Exercise aim: Copy out exactly the stretch below, from the line with "Parse this screenshot: output" through the line with "What data populates", both included; the pictures stay out.

[[ Provided data open ]]

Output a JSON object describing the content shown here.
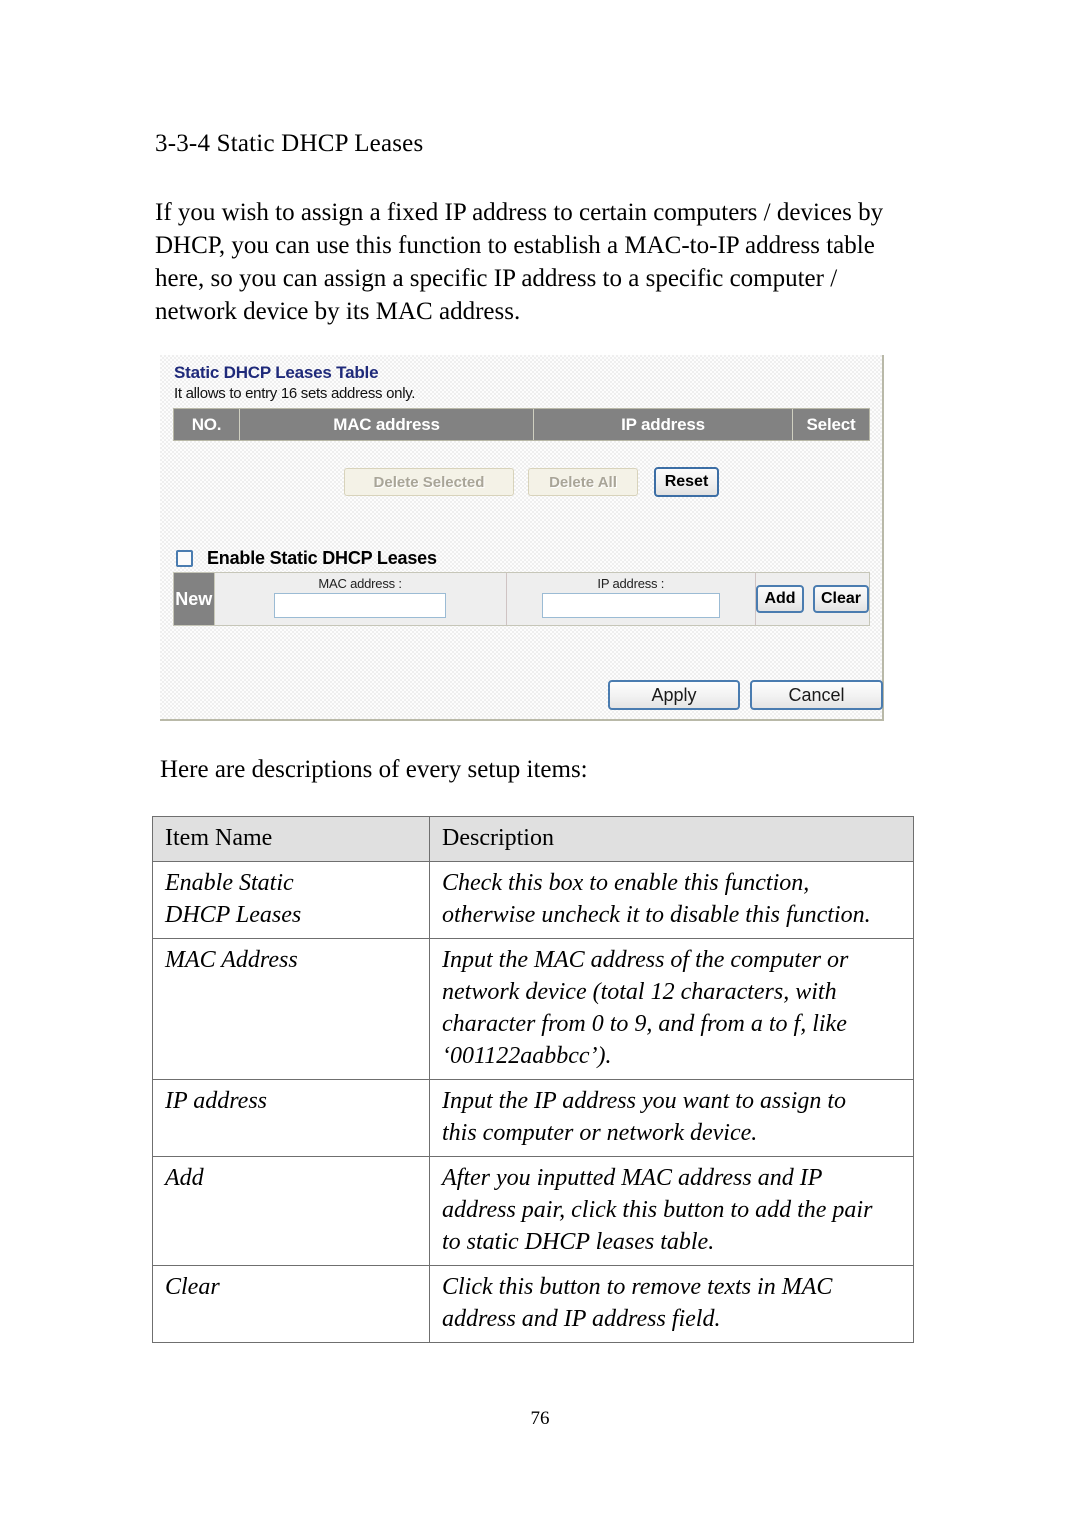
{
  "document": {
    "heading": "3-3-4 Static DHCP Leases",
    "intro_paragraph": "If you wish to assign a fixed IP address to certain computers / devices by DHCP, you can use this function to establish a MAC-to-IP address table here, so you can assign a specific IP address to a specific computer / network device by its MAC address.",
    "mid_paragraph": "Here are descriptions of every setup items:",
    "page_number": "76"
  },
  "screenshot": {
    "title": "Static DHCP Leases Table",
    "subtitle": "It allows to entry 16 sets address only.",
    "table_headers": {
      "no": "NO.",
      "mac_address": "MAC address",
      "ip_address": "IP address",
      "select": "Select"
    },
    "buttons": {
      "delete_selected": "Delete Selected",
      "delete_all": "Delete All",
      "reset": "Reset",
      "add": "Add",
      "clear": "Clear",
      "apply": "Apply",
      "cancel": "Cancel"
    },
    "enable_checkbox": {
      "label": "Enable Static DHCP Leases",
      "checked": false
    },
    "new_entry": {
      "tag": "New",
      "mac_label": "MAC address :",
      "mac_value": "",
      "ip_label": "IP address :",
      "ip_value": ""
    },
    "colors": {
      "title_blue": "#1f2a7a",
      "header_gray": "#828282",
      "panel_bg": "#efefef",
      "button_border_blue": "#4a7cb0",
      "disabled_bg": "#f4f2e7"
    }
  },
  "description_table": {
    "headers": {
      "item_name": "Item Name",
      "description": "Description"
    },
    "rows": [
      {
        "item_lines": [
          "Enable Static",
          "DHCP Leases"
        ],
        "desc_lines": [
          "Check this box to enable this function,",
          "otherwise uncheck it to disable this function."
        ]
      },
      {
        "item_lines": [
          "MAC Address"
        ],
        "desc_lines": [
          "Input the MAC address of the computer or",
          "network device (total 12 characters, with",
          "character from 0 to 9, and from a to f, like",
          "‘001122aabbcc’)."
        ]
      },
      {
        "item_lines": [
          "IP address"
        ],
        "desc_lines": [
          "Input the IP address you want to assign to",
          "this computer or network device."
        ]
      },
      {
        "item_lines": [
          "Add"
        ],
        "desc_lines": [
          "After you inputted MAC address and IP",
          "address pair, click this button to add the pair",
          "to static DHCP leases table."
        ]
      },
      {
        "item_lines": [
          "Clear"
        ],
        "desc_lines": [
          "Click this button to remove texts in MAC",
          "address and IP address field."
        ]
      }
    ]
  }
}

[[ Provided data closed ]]
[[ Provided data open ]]

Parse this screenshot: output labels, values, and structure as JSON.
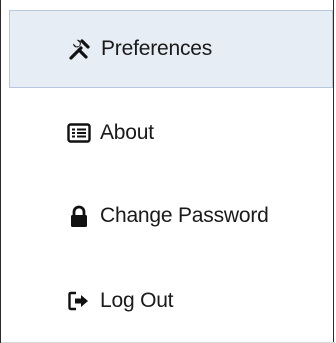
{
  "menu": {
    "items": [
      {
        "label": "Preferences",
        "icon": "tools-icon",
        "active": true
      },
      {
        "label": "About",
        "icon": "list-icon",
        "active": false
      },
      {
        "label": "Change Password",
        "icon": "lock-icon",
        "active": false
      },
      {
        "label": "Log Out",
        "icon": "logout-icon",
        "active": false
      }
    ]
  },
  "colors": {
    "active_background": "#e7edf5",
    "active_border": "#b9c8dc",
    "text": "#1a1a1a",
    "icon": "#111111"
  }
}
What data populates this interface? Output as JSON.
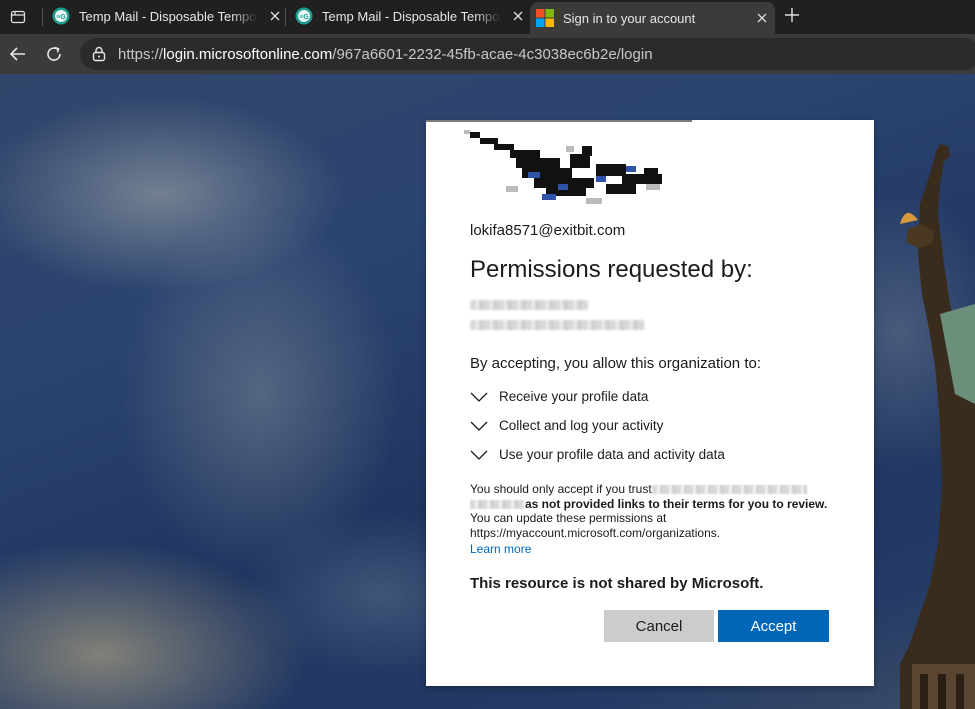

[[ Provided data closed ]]

Answer below:
Parse this screenshot: output labels, values, and structure as JSON.
{
  "menu": {
    "items": [
      {
        "label": "Preferences",
        "icon": "tools-icon",
        "active": true
      },
      {
        "label": "About",
        "icon": "list-icon",
        "active": false
      },
      {
        "label": "Change Password",
        "icon": "lock-icon",
        "active": false
      },
      {
        "label": "Log Out",
        "icon": "logout-icon",
        "active": false
      }
    ]
  },
  "colors": {
    "active_background": "#e7edf5",
    "active_border": "#b9c8dc",
    "text": "#1a1a1a",
    "icon": "#111111"
  }
}
What data populates this interface? Output as JSON.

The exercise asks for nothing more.